After Arenas’s work was banned in Cuba he was published in France, as friends of his smuggled out of the country his manuscripts; but, his hopes for the Castro regime were dashed forever by their intolerance. After he is arrested on trumped-up charges of violating minors and is locked in a cramped prison, he escapes by squeezing out of a cell door and jumping into the ocean. Castro will allow for no artistic freedom or homosexual activity, which he labels counterrevolutionary. Fed up with the Castro regime, he will try unsuccessfully to escape Cuba by taking an inner tube out on the ocean.

When captured after hiding in the woods Arenas is placed in an overcrowded prison cell with murderers and rapists; but, he earns cigarettes by writing letters for his illiterate fellow prisoners, thereby gaining their confidence. Arenas also got a transvestite, played by Johnny Depp, to smuggle out of prison his manuscripts. In his most harrowing prison experience he is thrown into solitary confinement in a cramped cell, where he is unable to stand up straight. Depp, in a dual role, is a prison lieutenant, who cruelly interrogates him and forces him to make statements disclaiming his writings and lifestyle.

Weary of living in Cuba and being persecuted for his open homosexuality Arenas takes advantage of Castro’s new policy to get rid of the so-called misfits, as he changes his name on his passport. He sails to the United States during the 1980 Mariel boatlift. Arenas settled in Miami, but the film does not cover that unhappy period in his life. Instead it follows him to New York City, where he had a faithful lover (Olivier Martinez). Arenas earns money in NYC by writing, teaching and lecturing; but, he was lonely and unhappy, as shown by his saddened face as he stared blankly out at Central Park and seemed to be wondering what he was doing there.

The poet contacted AIDS and in 1990 he took an overdose of sleeping pills, put a plastic I LOVE NEW YORK shopping bag over his head and committed suicide by suffocation, as his lover read to him a poem about his childhood that he was proud to have published. Before Arenas died he wrote several letters blaming Castro for all his troubles and his death, sending it to some respected American newspapers.

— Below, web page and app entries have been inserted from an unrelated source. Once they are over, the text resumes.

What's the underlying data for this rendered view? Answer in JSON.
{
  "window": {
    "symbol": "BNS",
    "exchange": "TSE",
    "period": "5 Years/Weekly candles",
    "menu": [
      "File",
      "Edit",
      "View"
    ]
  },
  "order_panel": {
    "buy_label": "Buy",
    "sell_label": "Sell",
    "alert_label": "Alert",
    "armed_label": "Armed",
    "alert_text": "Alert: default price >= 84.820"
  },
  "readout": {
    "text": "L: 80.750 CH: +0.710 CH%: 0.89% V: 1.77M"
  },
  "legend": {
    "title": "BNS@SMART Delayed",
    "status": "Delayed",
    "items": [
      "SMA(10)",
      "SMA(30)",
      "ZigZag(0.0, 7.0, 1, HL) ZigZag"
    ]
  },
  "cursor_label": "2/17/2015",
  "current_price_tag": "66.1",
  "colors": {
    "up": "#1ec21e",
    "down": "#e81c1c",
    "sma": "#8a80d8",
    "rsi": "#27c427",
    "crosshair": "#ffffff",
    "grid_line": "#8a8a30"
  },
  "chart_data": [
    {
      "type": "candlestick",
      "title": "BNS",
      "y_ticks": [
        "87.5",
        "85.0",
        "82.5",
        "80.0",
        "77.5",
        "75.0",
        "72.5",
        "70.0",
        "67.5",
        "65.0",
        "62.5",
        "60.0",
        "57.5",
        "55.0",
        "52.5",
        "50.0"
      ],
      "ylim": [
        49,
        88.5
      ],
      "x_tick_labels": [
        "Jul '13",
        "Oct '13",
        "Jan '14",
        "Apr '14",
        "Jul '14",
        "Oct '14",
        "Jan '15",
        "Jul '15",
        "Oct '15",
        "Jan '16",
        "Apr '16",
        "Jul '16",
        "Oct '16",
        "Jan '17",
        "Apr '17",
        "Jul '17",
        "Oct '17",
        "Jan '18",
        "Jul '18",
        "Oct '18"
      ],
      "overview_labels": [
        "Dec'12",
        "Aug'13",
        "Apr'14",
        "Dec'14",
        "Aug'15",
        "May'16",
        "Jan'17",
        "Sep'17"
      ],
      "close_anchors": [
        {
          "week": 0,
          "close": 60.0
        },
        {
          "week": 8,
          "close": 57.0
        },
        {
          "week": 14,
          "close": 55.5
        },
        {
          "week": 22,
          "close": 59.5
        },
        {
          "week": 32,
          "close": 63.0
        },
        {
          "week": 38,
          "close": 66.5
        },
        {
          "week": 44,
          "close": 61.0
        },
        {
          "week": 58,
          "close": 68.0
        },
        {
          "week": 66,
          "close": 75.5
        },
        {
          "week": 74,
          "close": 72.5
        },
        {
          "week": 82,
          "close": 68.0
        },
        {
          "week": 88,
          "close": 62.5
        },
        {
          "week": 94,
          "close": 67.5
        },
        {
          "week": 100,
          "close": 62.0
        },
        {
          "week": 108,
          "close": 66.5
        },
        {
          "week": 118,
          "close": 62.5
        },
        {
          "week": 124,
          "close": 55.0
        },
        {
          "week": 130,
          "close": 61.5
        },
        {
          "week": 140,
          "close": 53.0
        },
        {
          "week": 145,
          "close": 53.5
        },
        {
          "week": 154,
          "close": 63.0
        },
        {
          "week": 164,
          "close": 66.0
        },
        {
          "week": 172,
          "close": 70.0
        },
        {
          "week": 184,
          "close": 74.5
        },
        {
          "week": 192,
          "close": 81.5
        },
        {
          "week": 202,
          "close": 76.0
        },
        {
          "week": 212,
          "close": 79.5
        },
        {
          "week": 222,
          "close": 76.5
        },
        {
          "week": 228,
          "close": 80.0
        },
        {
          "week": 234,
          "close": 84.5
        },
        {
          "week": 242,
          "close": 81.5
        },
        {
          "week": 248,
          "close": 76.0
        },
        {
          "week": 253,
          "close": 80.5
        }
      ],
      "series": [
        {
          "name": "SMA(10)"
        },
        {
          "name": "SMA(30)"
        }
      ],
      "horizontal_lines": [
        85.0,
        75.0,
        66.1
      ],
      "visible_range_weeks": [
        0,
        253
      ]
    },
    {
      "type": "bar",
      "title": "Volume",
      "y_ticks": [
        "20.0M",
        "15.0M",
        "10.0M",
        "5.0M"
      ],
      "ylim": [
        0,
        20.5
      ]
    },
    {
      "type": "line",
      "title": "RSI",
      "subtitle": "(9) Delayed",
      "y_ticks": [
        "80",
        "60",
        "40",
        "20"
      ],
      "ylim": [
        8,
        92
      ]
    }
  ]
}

Julian Schnabel has created an emotionally penetrating look at a poet living a marginalized existence and using that bitter experience as a source of energy for his writing. The film paints a picture of a man fighting tyranny by his will to be free, where his spirit alone kept him going. This beautifully photographed film, which looks much like a series of paintings on canvas, might be too bleak for a general audience. It paints a more realistic political view of Castro’s Cuba than most of the recent films I have seen about this subject, and should be of special interests to those of all persuasions who care about freedom and the arts. The film’s title refers to the daylight he had in which to write while hiding out from the police in the woods. Schnabel started work on “Before Night Falls” while in Cuba and finished it in New York.